NIST Conference to Address Elevator Use in Emergencies
The National Institute of Standards and Technology (NIST) will sponsor a conference in April to consider the benefits of elevator evacuations in high-rise emergencies, including the advantages for people with disabilities
The National Institute of Standards and Technology (NIST) will sponsor a conference in April to consider the benefits of elevator evacuations in high-rise emergencies, including the advantages for people with disabilities.
Earlier this year, the NIST recommended code changes to increase elevator use in emergencies in the report of its three-year investigation of the World Trade Center (WTC) collapses.
Depending on stairway evacuation alone can be risky, NIST fire prevention engineer Richard Bukowski observed in a recent talk in London. “The time needed to descend undamaged and smoke-free stairs is about one floor per minute,” he says. “If the fire is on the 60th floor, occupants on that floor or above will spend one hour or more trying to escape the building. Escape from such a height can be exhausting for those in the best shape, let alone those who are elderly or have lower stamina.”

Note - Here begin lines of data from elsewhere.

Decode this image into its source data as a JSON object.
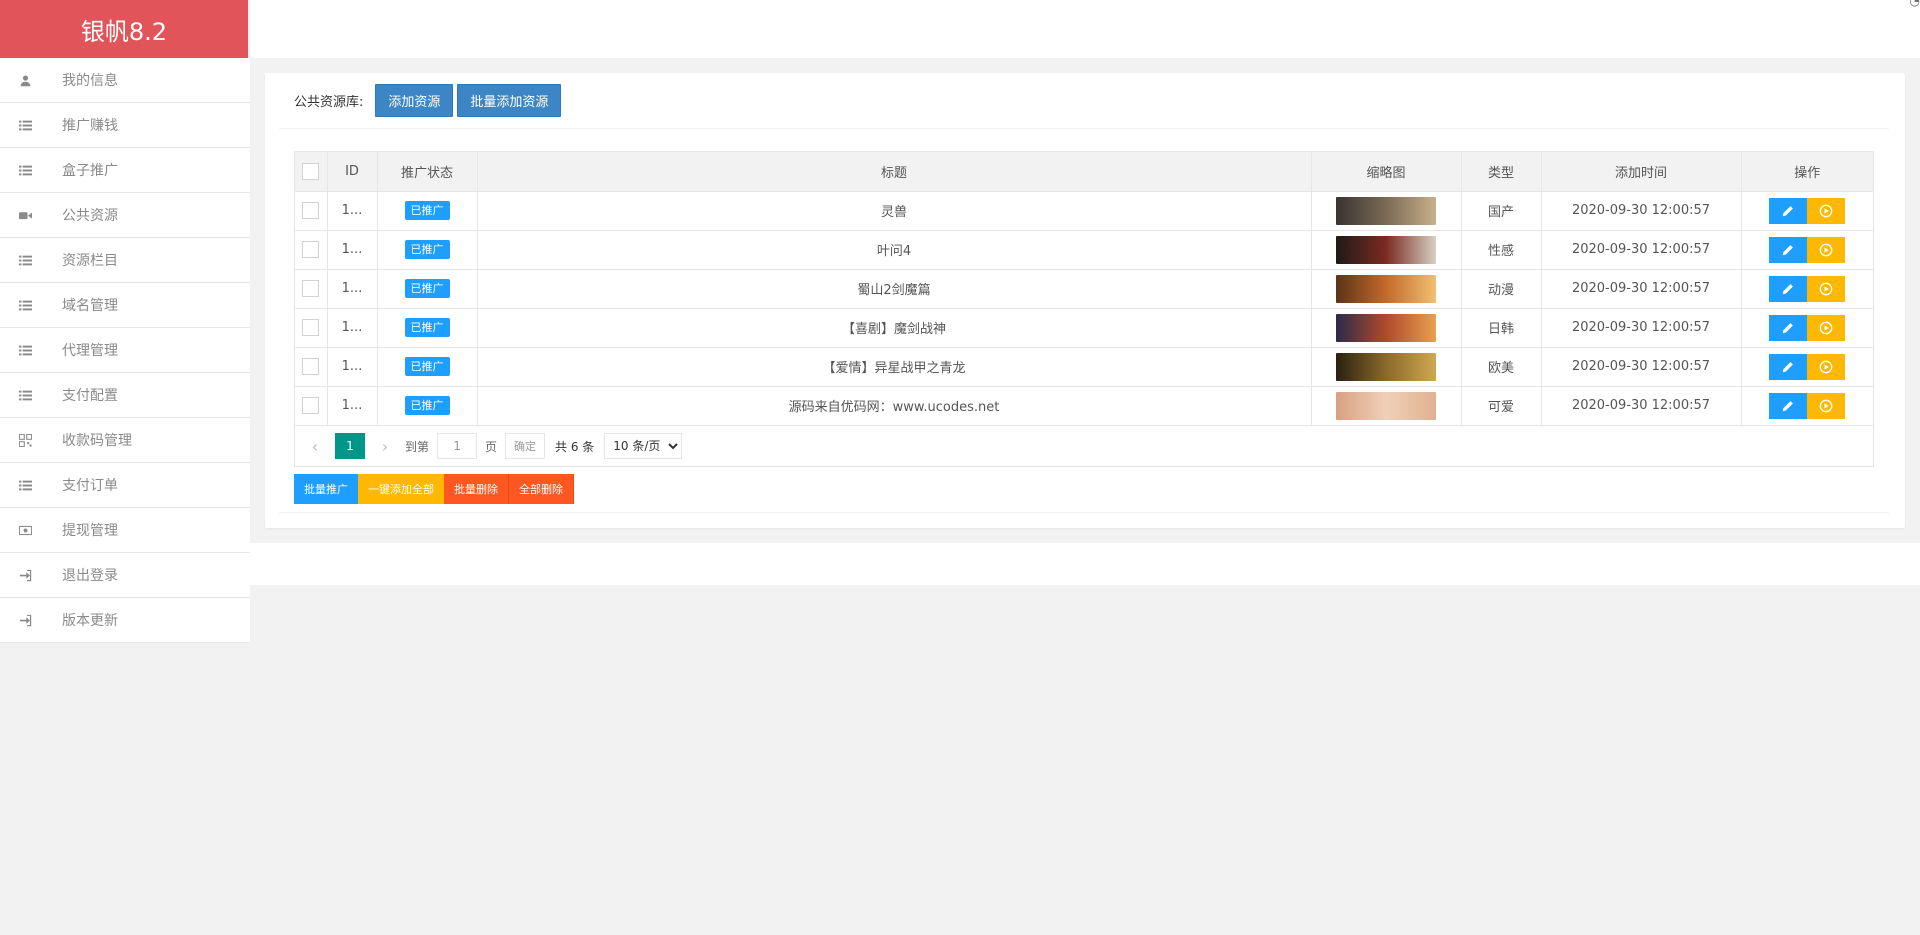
{
  "brand": {
    "title": "银帆8.2"
  },
  "sidebar": {
    "items": [
      {
        "label": "我的信息",
        "icon": "user-icon"
      },
      {
        "label": "推广赚钱",
        "icon": "list-icon"
      },
      {
        "label": "盒子推广",
        "icon": "list-icon"
      },
      {
        "label": "公共资源",
        "icon": "video-icon"
      },
      {
        "label": "资源栏目",
        "icon": "list-icon"
      },
      {
        "label": "域名管理",
        "icon": "list-icon"
      },
      {
        "label": "代理管理",
        "icon": "list-icon"
      },
      {
        "label": "支付配置",
        "icon": "list-icon"
      },
      {
        "label": "收款码管理",
        "icon": "qrcode-icon"
      },
      {
        "label": "支付订单",
        "icon": "list-icon"
      },
      {
        "label": "提现管理",
        "icon": "money-icon"
      },
      {
        "label": "退出登录",
        "icon": "sign-in-icon"
      },
      {
        "label": "版本更新",
        "icon": "sign-in-icon"
      }
    ]
  },
  "toolbar": {
    "label": "公共资源库:",
    "add_button": "添加资源",
    "batch_add_button": "批量添加资源"
  },
  "table": {
    "headers": {
      "id": "ID",
      "status": "推广状态",
      "title": "标题",
      "thumb": "缩略图",
      "type": "类型",
      "time": "添加时间",
      "ops": "操作"
    },
    "rows": [
      {
        "id": "1...",
        "status": "已推广",
        "title": "灵兽",
        "type": "国产",
        "time": "2020-09-30 12:00:57"
      },
      {
        "id": "1...",
        "status": "已推广",
        "title": "叶问4",
        "type": "性感",
        "time": "2020-09-30 12:00:57"
      },
      {
        "id": "1...",
        "status": "已推广",
        "title": "蜀山2剑魔篇",
        "type": "动漫",
        "time": "2020-09-30 12:00:57"
      },
      {
        "id": "1...",
        "status": "已推广",
        "title": "【喜剧】魔剑战神",
        "type": "日韩",
        "time": "2020-09-30 12:00:57"
      },
      {
        "id": "1...",
        "status": "已推广",
        "title": "【爱情】异星战甲之青龙",
        "type": "欧美",
        "time": "2020-09-30 12:00:57"
      },
      {
        "id": "1...",
        "status": "已推广",
        "title": "源码来自优码网：www.ucodes.net",
        "type": "可爱",
        "time": "2020-09-30 12:00:57"
      }
    ],
    "thumb_colors": [
      [
        "#3a3430",
        "#7a6a55",
        "#c8b08a"
      ],
      [
        "#1d1a18",
        "#7b2b22",
        "#d8d0c4"
      ],
      [
        "#5a3318",
        "#c46a2a",
        "#f0c070"
      ],
      [
        "#2a2a4a",
        "#b04a2a",
        "#e8a050"
      ],
      [
        "#2a2010",
        "#8a6a2a",
        "#d0a850"
      ],
      [
        "#d8a080",
        "#f0d0b8",
        "#e0b090"
      ]
    ]
  },
  "pager": {
    "current_page": "1",
    "goto_label": "到第",
    "goto_value": "1",
    "page_unit": "页",
    "confirm": "确定",
    "total": "共 6 条",
    "page_size": "10 条/页"
  },
  "bottom_buttons": {
    "batch_promote": "批量推广",
    "add_all": "一键添加全部",
    "batch_delete": "批量删除",
    "delete_all": "全部删除"
  },
  "colors": {
    "brand_red": "#e0545a",
    "primary_blue": "#1e9fff",
    "warn_yellow": "#ffb800",
    "danger_orange": "#ff5722",
    "pager_green": "#009688"
  }
}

But it would take much more time or even be impossible to evacuate a building by stairs for some people who need wheelchairs, walkers or crutches; for people with respiratory or cardiac conditions or obesity; and for those with temporary conditions ranging from pregnancy to sprains. Situations where someone’s wheelchair provides critical life support also can present additional problems. Those chairs are usually heavy and difficult for even several people to carry down stairs.

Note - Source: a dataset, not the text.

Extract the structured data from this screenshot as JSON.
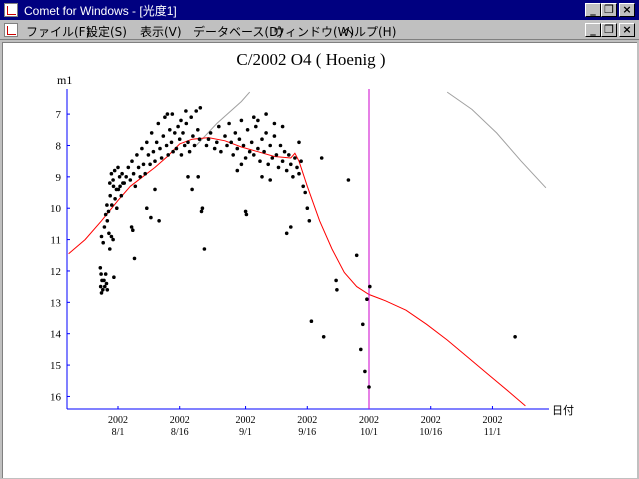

Elevator evacuation would enable people with disabilities to self-evacuate with other occupants. Elevator systems in modern high-rise commercial buildings are designed to move a building’s entire population in or out of the building in one hour or less. In emergencies, elevators could be programmed to move those with the longest distance to go first. Occupants of lower floors – without disabilities – could choose to use the stairs. During a total evacuation, elevators would collect occupants from the highest floors first, shuttle them to the exit level and return for another load, working their way down from the top. Pressing a call button would register people waiting for pickup but would not alter the sequence, nor would the buttons in the elevator car. People with disabilities would not need to be given priority since all occupants would be accommodated equally in this system.